- Whilst markets will remain nervous until we see a peak in cases outside China, there are already some encouraging signs that the robust measures taken in China may have succeeded in containing the rate of spread of the virus
- Trying to time the market is notoriously difficult, long-term investors should remain calm, and retain well-diversified portfolios.
- Once the virus impact settles down, there is nothing to suggest that the global economy will not return to its previous growth rates after the short-term shock
- Whilst it is too early to confidently call the market bottom and we must be prepared for more volatility, as long-term investors we are beginning to see some more attractive medium to long-term opportunities as equity valuations have become more appealing following the market falls.
Please note the value of your investment can rise or fall and you may get back less than you invested.
Why financial planning is important in these times
The Coronavirus impact on the markets may have you thinking, ‘how does this affect my financial plan?’ All of us will have different financial lives and plans but here are some key points to keep in mind:
- Volatility is normal in the markets recognising that Coronavirus has caused severe impact. Identifying the top and bottom of the market is notoriously difficult. Selling after a large fall often means that investors miss out on any subsequent upturn.
- Holding a diversified portfolio that gives you exposure to shares, bonds, property and cash can help reduce the impact of market volatility as falls in one part of your portfolio may be cushioned by positive performance in another

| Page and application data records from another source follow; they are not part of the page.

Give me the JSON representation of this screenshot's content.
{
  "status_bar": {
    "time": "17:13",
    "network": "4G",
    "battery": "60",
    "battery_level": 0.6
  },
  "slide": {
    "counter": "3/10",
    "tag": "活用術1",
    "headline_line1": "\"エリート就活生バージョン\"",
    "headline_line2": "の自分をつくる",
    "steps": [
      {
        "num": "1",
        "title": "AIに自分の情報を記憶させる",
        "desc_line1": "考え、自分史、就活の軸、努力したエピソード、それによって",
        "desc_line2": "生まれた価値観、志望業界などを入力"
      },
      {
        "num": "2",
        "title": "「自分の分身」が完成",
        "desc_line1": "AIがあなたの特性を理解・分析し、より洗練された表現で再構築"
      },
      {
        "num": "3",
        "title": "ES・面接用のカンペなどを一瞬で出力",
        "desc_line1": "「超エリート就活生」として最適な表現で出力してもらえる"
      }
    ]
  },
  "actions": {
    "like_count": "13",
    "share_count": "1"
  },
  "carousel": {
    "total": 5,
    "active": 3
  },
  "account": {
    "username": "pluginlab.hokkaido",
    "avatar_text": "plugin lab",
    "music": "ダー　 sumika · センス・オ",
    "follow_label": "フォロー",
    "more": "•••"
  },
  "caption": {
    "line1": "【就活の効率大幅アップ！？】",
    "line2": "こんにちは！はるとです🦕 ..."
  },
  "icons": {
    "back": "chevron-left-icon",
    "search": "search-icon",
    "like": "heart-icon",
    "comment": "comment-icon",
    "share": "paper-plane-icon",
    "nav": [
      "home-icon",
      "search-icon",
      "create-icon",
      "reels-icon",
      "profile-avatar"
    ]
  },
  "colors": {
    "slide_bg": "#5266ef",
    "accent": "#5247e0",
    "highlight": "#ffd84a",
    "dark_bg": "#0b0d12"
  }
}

- Investment managers may see falling share prices as an opportunity to invest in companies they see as having good longer- term prospects. Expert buying in this way can bring investors benefit over time
- It’s important to focus on your original reasons for investing. Meeting regularly with your NFU Mutual financial adviser can help you make sure your financial plans stay on track.
To find out more please speak to one of our financial experts.